> EXERCISE PROMPT
Return exactly, please, the lines from the one containing "Enumerate this screenshot's" to the last line of the entries below, and nothing else, leaving pictures out.

(Recorded data)
"""
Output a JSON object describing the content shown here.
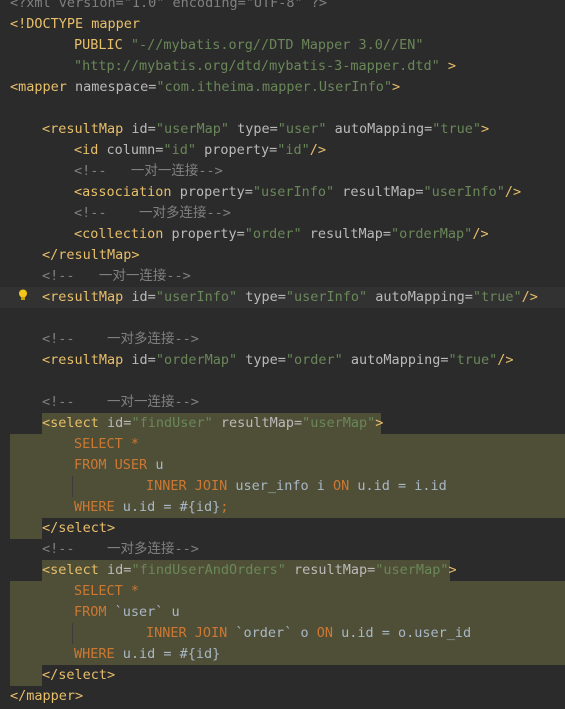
{
  "editor": {
    "language": "XML",
    "line_prolog": "<?xml version=\"1.0\" encoding=\"UTF-8\" ?>",
    "doctype_open": "<!DOCTYPE mapper",
    "doctype_public": "PUBLIC",
    "doctype_public_id": "\"-//mybatis.org//DTD Mapper 3.0//EN\"",
    "doctype_system": "\"http://mybatis.org/dtd/mybatis-3-mapper.dtd\"",
    "doctype_close": ">",
    "mapper_open_tag": "<mapper",
    "namespace_attr": "namespace=",
    "namespace_val": "\"com.itheima.mapper.UserInfo\"",
    "gt": ">",
    "rm_tag": "<resultMap",
    "rm_id_attr": "id=",
    "rm_id_val": "\"userMap\"",
    "rm_type_attr": "type=",
    "rm_type_val": "\"user\"",
    "rm_am_attr": "autoMapping=",
    "rm_am_val": "\"true\"",
    "id_tag": "<id",
    "id_col_attr": "column=",
    "id_col_val": "\"id\"",
    "id_prop_attr": "property=",
    "id_prop_val": "\"id\"",
    "self_close": "/>",
    "comment_one": "<!--   一对一连接-->",
    "comment_one_b": "<!--    一对一连接-->",
    "assoc_tag": "<association",
    "assoc_prop_attr": "property=",
    "assoc_prop_val": "\"userInfo\"",
    "assoc_rm_attr": "resultMap=",
    "assoc_rm_val": "\"userInfo\"",
    "comment_many": "<!--    一对多连接-->",
    "coll_tag": "<collection",
    "coll_prop_attr": "property=",
    "coll_prop_val": "\"order\"",
    "coll_rm_attr": "resultMap=",
    "coll_rm_val": "\"orderMap\"",
    "rm_close": "</resultMap>",
    "rm2_id_val": "\"userInfo\"",
    "rm2_type_val": "\"userInfo\"",
    "rm3_id_val": "\"orderMap\"",
    "rm3_type_val": "\"order\"",
    "sel_tag": "<select",
    "sel_id_attr": "id=",
    "sel1_id_val": "\"findUser\"",
    "sel_rm_attr": "resultMap=",
    "sel_rm_val": "\"userMap\"",
    "sql_select": "SELECT",
    "sql_star": "*",
    "sql_from": "FROM",
    "sql_user_kw": "USER",
    "sql_u": "u",
    "sql_inner_join": "INNER JOIN",
    "sql_user_info": "user_info i",
    "sql_on": "ON",
    "sql_cond1": "u.id = i.id",
    "sql_where": "WHERE",
    "sql_where_cond": "u.id = #{id}",
    "semicolon": ";",
    "sel_close": "</select>",
    "sel2_id_val": "\"findUserAndOrders\"",
    "sql_user_bt": "`user` u",
    "sql_order_bt": "`order` o",
    "sql_cond2": "u.id = o.user_id",
    "mapper_close": "</mapper>"
  },
  "colors": {
    "background": "#2b2b2b",
    "tag": "#e8bf6a",
    "attribute": "#bababa",
    "value": "#6a8759",
    "comment": "#808080",
    "keyword": "#cc7832",
    "text": "#a9b7c6",
    "sql_highlight": "#4f4f37",
    "bulb": "#f5c518"
  },
  "icons": {
    "intention": "lightbulb-icon"
  }
}
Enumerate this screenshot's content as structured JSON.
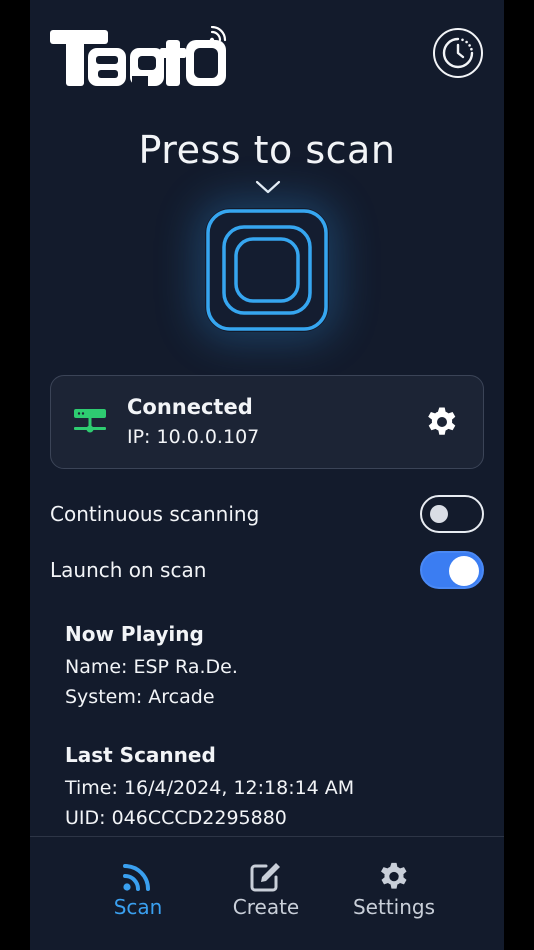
{
  "header": {
    "logo_text": "TapTo",
    "history_icon": "history-clock-icon"
  },
  "scan": {
    "prompt": "Press to scan"
  },
  "connection": {
    "status": "Connected",
    "ip": "IP: 10.0.0.107",
    "status_color": "#2ecc71"
  },
  "toggles": [
    {
      "label": "Continuous scanning",
      "enabled": false
    },
    {
      "label": "Launch on scan",
      "enabled": true
    }
  ],
  "now_playing": {
    "heading": "Now Playing",
    "name": "Name: ESP Ra.De.",
    "system": "System: Arcade"
  },
  "last_scanned": {
    "heading": "Last Scanned",
    "time": "Time: 16/4/2024, 12:18:14 AM",
    "uid": "UID: 046CCCD2295880"
  },
  "tabs": [
    {
      "label": "Scan",
      "icon": "nfc-waves-icon",
      "active": true
    },
    {
      "label": "Create",
      "icon": "edit-icon",
      "active": false
    },
    {
      "label": "Settings",
      "icon": "gear-icon",
      "active": false
    }
  ],
  "colors": {
    "background": "#131b2c",
    "accent": "#3aa0f0",
    "toggle_on": "#3b7df2"
  }
}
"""
> PROBLEM SOLUTION
Enumerate this screenshot's content as structured JSON.
{
  "header": {
    "logo_text": "TapTo",
    "history_icon": "history-clock-icon"
  },
  "scan": {
    "prompt": "Press to scan"
  },
  "connection": {
    "status": "Connected",
    "ip": "IP: 10.0.0.107",
    "status_color": "#2ecc71"
  },
  "toggles": [
    {
      "label": "Continuous scanning",
      "enabled": false
    },
    {
      "label": "Launch on scan",
      "enabled": true
    }
  ],
  "now_playing": {
    "heading": "Now Playing",
    "name": "Name: ESP Ra.De.",
    "system": "System: Arcade"
  },
  "last_scanned": {
    "heading": "Last Scanned",
    "time": "Time: 16/4/2024, 12:18:14 AM",
    "uid": "UID: 046CCCD2295880"
  },
  "tabs": [
    {
      "label": "Scan",
      "icon": "nfc-waves-icon",
      "active": true
    },
    {
      "label": "Create",
      "icon": "edit-icon",
      "active": false
    },
    {
      "label": "Settings",
      "icon": "gear-icon",
      "active": false
    }
  ],
  "colors": {
    "background": "#131b2c",
    "accent": "#3aa0f0",
    "toggle_on": "#3b7df2"
  }
}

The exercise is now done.